You should include standard terms that you’re used to seeing in regular lease agreements, such as the legal names of the parties to the agreement, dates of the rental period, rental price, payment methods, payment schedule, and whether or not utilities are included. You should also include terms about the security deposit (how much it is; when it is due; for which types of damages you will use the security deposit; or, if it goes unused, under what circumstances you will return the deposit).
Including rules for the tenants’ stay is also prudent. For instance, if you want to prohibit pets or smoking, you can state these prohibitions in your short-term rental agreement. Also include language about the condition of the property – ideally, tenants should leave your home the way they found it.
Short-term rental agreements should also contain language about cancellations. If a potential short-term tenant signs your agreement and then cancels after a certain point, you may not be able to fill the unexpected vacancy. Drafting a strong cancellation policy that enables you to charge a cancellation fee, for example, provides you with protection from pecuniary losses.
While there are free short-term rental agreements available online, it’s always best practice to have a real estate lawyer review your agreement to make sure that it complies with local law and to ensure that you haven’t left out any important considerations.
Choosing the most appropriate ownership structure for your U.S. vacation property can be a challenge. Some considerations to think about when choosing an ownership structure are probate, guardianship proceedings, tax, and liability protection.
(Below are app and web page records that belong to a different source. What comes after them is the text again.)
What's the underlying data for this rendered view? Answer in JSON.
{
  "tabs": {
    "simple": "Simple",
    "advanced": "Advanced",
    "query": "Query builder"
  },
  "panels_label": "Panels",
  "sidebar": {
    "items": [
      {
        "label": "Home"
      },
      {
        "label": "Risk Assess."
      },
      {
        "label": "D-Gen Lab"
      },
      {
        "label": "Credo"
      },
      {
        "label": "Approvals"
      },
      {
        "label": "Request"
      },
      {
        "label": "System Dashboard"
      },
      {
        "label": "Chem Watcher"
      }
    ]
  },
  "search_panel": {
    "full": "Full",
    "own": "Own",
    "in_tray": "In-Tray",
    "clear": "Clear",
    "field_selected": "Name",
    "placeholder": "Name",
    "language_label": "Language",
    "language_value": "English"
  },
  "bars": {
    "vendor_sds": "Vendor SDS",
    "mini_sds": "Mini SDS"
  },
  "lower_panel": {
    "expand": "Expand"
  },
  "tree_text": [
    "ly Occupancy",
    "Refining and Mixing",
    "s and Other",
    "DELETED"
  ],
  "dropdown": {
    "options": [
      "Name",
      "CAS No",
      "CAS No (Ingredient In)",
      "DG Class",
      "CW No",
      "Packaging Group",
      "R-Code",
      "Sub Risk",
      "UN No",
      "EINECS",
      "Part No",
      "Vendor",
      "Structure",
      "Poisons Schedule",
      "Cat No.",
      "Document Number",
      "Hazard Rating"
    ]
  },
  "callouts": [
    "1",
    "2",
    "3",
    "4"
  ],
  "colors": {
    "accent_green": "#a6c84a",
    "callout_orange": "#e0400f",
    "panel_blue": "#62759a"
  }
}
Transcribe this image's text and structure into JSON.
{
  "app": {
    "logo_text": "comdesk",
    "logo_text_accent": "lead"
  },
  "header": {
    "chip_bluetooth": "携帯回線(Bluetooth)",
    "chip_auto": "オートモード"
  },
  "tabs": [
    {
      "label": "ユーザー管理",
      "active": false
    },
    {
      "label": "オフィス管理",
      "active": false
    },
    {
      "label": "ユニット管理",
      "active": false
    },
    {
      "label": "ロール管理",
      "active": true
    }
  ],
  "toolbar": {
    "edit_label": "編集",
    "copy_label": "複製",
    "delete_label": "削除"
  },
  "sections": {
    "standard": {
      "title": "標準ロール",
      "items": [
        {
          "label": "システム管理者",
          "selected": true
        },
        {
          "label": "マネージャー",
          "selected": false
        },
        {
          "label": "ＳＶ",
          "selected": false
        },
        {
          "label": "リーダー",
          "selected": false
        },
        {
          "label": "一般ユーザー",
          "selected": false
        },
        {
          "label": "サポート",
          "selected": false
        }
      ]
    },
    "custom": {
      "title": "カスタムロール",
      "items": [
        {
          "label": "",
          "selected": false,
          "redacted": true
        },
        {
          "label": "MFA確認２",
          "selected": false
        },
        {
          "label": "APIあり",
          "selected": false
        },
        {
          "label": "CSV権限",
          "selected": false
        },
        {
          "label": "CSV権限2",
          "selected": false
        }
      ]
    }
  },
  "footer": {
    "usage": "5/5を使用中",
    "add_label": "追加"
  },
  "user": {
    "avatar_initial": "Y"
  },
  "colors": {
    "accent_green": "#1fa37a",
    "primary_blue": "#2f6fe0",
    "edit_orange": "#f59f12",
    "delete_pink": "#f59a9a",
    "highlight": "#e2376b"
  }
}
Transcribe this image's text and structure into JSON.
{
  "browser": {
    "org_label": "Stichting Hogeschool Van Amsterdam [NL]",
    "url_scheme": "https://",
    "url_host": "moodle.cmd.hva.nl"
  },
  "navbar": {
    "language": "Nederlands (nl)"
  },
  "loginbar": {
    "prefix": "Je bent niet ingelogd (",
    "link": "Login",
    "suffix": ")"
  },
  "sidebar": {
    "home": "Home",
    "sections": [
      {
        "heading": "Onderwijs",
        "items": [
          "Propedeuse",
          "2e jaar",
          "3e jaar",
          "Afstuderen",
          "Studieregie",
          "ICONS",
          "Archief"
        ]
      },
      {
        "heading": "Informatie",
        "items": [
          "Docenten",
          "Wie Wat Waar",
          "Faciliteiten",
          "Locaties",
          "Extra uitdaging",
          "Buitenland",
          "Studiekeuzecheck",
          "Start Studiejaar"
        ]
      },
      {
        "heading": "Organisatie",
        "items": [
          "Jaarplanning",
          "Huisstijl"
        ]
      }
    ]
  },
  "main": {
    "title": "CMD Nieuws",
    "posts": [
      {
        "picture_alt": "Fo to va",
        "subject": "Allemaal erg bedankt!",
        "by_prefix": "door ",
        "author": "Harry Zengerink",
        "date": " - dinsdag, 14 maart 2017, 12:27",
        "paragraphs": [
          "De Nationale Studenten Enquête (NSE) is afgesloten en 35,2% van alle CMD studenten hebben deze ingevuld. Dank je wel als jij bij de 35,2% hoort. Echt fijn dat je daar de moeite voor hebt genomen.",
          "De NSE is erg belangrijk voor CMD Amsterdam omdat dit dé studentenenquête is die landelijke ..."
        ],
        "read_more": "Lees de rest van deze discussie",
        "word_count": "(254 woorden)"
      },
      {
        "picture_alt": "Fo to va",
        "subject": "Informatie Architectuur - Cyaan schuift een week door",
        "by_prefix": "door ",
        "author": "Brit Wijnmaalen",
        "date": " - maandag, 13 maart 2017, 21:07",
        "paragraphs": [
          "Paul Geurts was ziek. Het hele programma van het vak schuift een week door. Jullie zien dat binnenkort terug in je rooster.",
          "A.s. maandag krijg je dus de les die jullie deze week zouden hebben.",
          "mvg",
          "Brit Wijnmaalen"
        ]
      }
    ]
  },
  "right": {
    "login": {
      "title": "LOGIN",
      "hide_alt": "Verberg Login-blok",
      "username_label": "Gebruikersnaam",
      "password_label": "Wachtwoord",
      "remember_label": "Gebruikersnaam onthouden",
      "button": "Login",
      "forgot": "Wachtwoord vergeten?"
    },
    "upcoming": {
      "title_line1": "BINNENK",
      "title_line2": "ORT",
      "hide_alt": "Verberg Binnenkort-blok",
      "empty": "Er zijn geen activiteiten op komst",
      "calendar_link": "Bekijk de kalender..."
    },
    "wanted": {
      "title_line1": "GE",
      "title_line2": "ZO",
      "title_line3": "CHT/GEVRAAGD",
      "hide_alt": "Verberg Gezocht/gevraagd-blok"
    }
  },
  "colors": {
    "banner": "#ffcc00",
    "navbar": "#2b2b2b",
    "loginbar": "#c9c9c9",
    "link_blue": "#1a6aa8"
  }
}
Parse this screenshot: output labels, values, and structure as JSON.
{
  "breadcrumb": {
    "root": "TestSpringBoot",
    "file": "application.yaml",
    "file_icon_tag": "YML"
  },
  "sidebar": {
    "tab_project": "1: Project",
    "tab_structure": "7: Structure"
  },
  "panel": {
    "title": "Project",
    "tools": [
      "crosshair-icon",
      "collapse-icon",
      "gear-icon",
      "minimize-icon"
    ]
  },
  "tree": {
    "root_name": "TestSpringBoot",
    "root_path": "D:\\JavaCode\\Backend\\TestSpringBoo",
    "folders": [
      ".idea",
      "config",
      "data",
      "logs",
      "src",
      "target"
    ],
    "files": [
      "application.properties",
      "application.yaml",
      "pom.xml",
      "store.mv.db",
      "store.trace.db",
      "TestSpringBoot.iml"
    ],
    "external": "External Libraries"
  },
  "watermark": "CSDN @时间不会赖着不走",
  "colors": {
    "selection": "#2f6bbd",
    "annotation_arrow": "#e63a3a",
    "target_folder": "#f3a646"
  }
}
When it comes to ownership structure options for rental properties, limited partnerships and trusts can be good choices, but you should always consult with an experienced cross-border real estate lawyer before choosing a structure, as there may be other factors related to your personal situation that necessitate using a different, more appropriate structure.
Limited partnership (“LP”) structures are often ideal for snowbirds who rent their U.S. vacation property out for part of the year. A corporation can serve as the general partner, while you can act as the limited partner.
LPs avoid costly and time-consuming probate and guardianship proceedings upon your passing, and they may avoid U.S. estate tax as well.
Since LPs are flow-through entities in the eyes of both the IRS and the CRA, tax on rental income is levied at your graduated personal rates as the limited partner. Limited partners also receive foreign tax credits from the CRA for the rental income paid to the IRS, so they typically avoid double taxation.
Capital gains tax rates are also lower than other ownership structures, such as corporations.
LPs also protect your liability as the limited partner. Only the corporate general partner of your LP would be responsible for paying damages in lawsuits won by tenants.
Cross-border trusts (“CBTs”) and cross-border irrevocable trusts (“CBITs”) are also viable structures for Canadians who own U.S. property.
CBTs avoid expensive and time-consuming probate, and they minimize U.S. estate tax consequences. CBTs also provide your heirs with creditor protection. For example, if your child inherits your U.S. vacation property through your CBT and later goes through a divorce or runs into financial trouble, their divorcing spouse and creditors won’t be able to touch this asset. Although CBTs don’t provide you with liability protection, as discussed earlier, liability insurance can bridge this gap.
CBITs avoid probate, U.S. estate tax, and provide liability protection. They can be ideal for clients who have a high-net worth and exposure to U.S. estate tax.